Whatever Works, worked. To a large extent, this Woody Allen film just happened to be right up my alley with its level of sarcasm, and impressions ranging ranging from relationships, religion and just about everything that life's about under this crazy sun. Having jet-set to Europe with his last few films, Allen returns to New York, and has Larry David star as his mouthpiece, the self-proclaimed genius and know-it-all Boris Yellnikoff, who serves to be our guide through this quirky film with some keen observations and sharp commentary.
Boris, to begin with, is not very well-liked, depending on which side of his fence you're happening to be standing on. Extremely grumpy though full of wit that rolls off his tongue as smoothly as hot knife through butter, we learn why he's so bitter as he breaks the fourth barrier and communicates directly with us, and in a way educates us through his meanness, which also involved bullying school kids at chess, complete with verbal barrage.
His less than complete, unsatisfactory life of loneliness gets interrupted when Evan Rachel Wood's Melodie St. Ann Celestine (what a mouthful!), a beauty queen down from the South, comes gatecrashing into his home.

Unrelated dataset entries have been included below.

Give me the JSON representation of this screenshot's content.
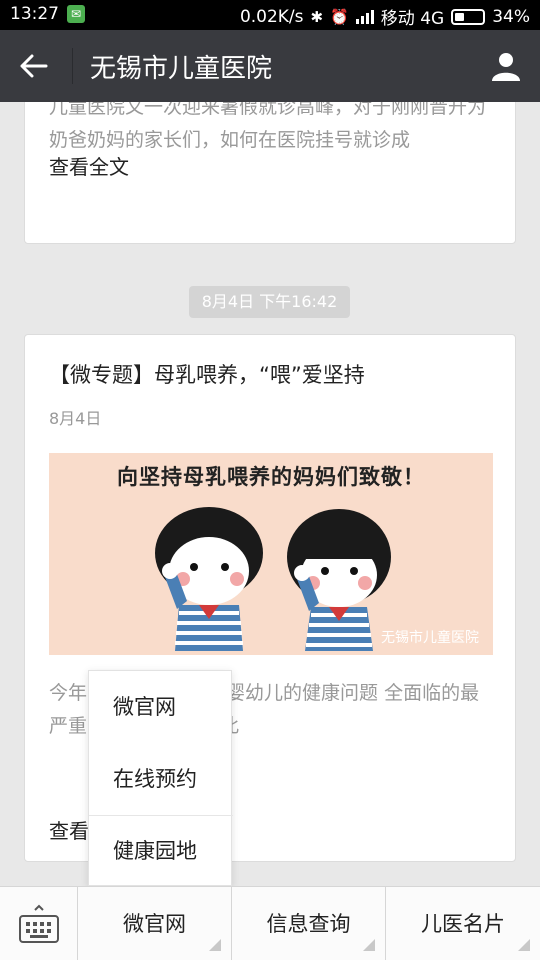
{
  "status_bar": {
    "time": "13:27",
    "net_speed": "0.02K/s",
    "carrier": "移动 4G",
    "battery": "34%",
    "battery_level": 0.34
  },
  "header": {
    "title": "无锡市儿童医院"
  },
  "cards": [
    {
      "summary": "儿童医院又一次迎来暑假就诊高峰，对于刚刚晋升为奶爸奶妈的家长们，如何在医院挂号就诊成",
      "read_more": "查看全文"
    },
    {
      "timestamp": "8月4日 下午16:42",
      "title": "【微专题】母乳喂养，“喂”爱坚持",
      "date": "8月4日",
      "banner_title": "向坚持母乳喂养的妈妈们致敬！",
      "banner_watermark": "无锡市儿童医院",
      "summary": "今年 母乳喂养周，而婴幼儿的健康问题 全面临的最严重的挑战之一，因此",
      "read_more": "查看"
    }
  ],
  "popup_menu": {
    "items": [
      "微官网",
      "在线预约",
      "健康园地"
    ]
  },
  "bottom_menu": {
    "items": [
      "微官网",
      "信息查询",
      "儿医名片"
    ]
  },
  "colors": {
    "title_bar": "#393a3f",
    "background": "#e8e8e8",
    "banner": "#f9dccb"
  }
}
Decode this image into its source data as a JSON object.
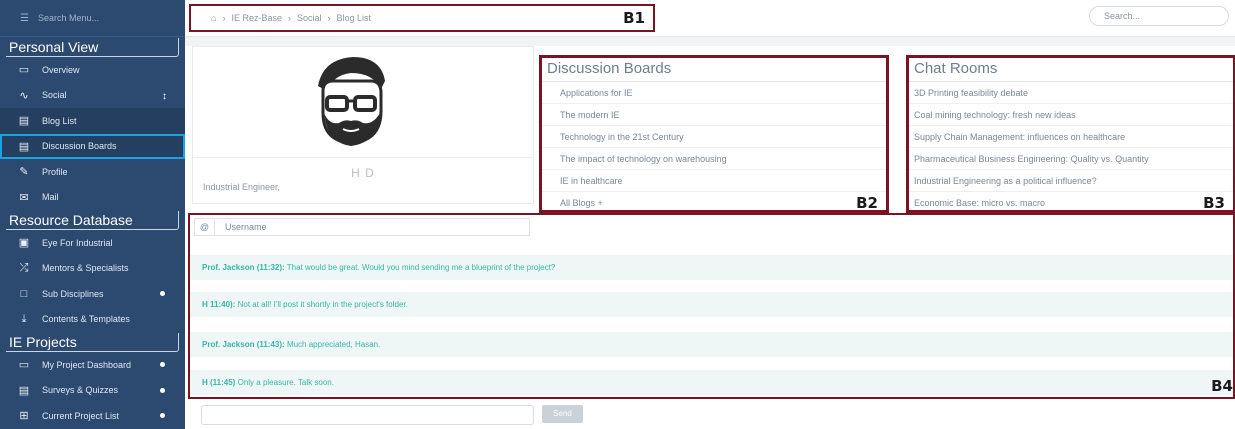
{
  "sidebar": {
    "search_placeholder": "Search Menu...",
    "sections": {
      "personal": "Personal View",
      "resource": "Resource Database",
      "projects": "IE Projects"
    },
    "personal_items": [
      "Overview",
      "Social",
      "Blog List",
      "Discussion Boards",
      "Profile",
      "Mail"
    ],
    "resource_items": [
      "Eye For Industrial",
      "Mentors & Specialists",
      "Sub Disciplines",
      "Contents & Templates"
    ],
    "project_items": [
      "My Project Dashboard",
      "Surveys & Quizzes",
      "Current Project List"
    ]
  },
  "breadcrumb": [
    "IE Rez-Base",
    "Social",
    "Blog List"
  ],
  "labels": {
    "b1": "B1",
    "b2": "B2",
    "b3": "B3",
    "b4": "B4"
  },
  "top_search_placeholder": "Search...",
  "profile": {
    "initials": "H        D",
    "role": "Industrial Engineer,"
  },
  "discussion": {
    "title": "Discussion Boards",
    "items": [
      "Applications for IE",
      "The modern IE",
      "Technology in the 21st Century",
      "The impact of technology on warehousing",
      "IE in healthcare",
      "All Blogs +"
    ]
  },
  "chatrooms": {
    "title": "Chat Rooms",
    "items": [
      "3D Printing feasibility debate",
      "Coal mining technology: fresh new ideas",
      "Supply Chain Management: influences on healthcare",
      "Pharmaceutical Business Engineering: Quality vs. Quantity",
      "Industrial Engineering as a political influence?",
      "Economic Base: micro vs. macro"
    ]
  },
  "chat": {
    "username_label": "Username",
    "messages": [
      {
        "who": "Prof. Jackson (11:32):",
        "text": "That would be great. Would you mind sending me a blueprint of the project?"
      },
      {
        "who": "H                        11:40):",
        "text": "Not at all! I'll post it shortly in the project's folder."
      },
      {
        "who": "Prof. Jackson (11:43):",
        "text": "Much appreciated, Hasan."
      },
      {
        "who": "H                        (11:45)",
        "text": "Only a pleasure. Talk soon."
      }
    ],
    "send_label": "Send"
  }
}
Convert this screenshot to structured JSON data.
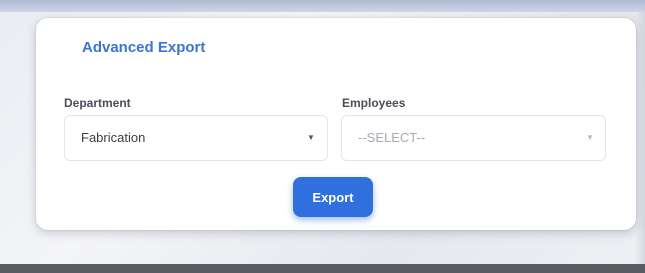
{
  "panel": {
    "title": "Advanced Export"
  },
  "fields": {
    "department": {
      "label": "Department",
      "value": "Fabrication"
    },
    "employees": {
      "label": "Employees",
      "placeholder": "--SELECT--"
    }
  },
  "actions": {
    "export_label": "Export"
  },
  "icons": {
    "dropdown": "chevron-down-icon"
  },
  "colors": {
    "accent": "#2f6fde",
    "title": "#3b74d6"
  }
}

One can smell instant romance in the air despite plenty of obvious obstacles, for starters their age, but between these two characters, Allen's creative banter for them became the highlight, and you can't help but to chuckle at one's intellectual superiority over the other, as Wood really hammed it up as the bimbo with a heart of gold.
An old man with a nubile young blonde makes for perfect comedic fodder, but Allen pours on more quirky characters, especially with Patricia Clarkson's Marietta, Melodie's mom steeped in traditional values, being brought about town and given an eye opener to what's more than life than bending over an oven in the kitchen, or religion even. Her appearance and transformation too cast doubts into Boris' and Melodie's relationship, especially since she's very disapproving just because her daughter's looks is more compatible to hot hunks like Randy James (Henry Cavill).
The dialogue in the film is undeniable the highlight and the best of what this film is about, though Allen over-indulged himself with the addition of yet another character, Melodie's dad John (Ed Begley Jr) late into the game, just so as to become all inclusive in his exploration and address of modern liberal relationships, the kind that will raise an eyebrow, which you can see coming from a mile away.
But the best advice dished out by Boris, to someone in mid-life, would be the titular Whatever Works. It's Carpe Diem in a way, though it comes with a tone of resignation that one shouldn't be too choosy, too fussy, and basically to go with the flow and accept what life, change and fate decide to dish up and throw at you, to take things in stride. It isn't Woody Allen's finest, but it sure does have its moments as it served to entertain, enlighten, and remind.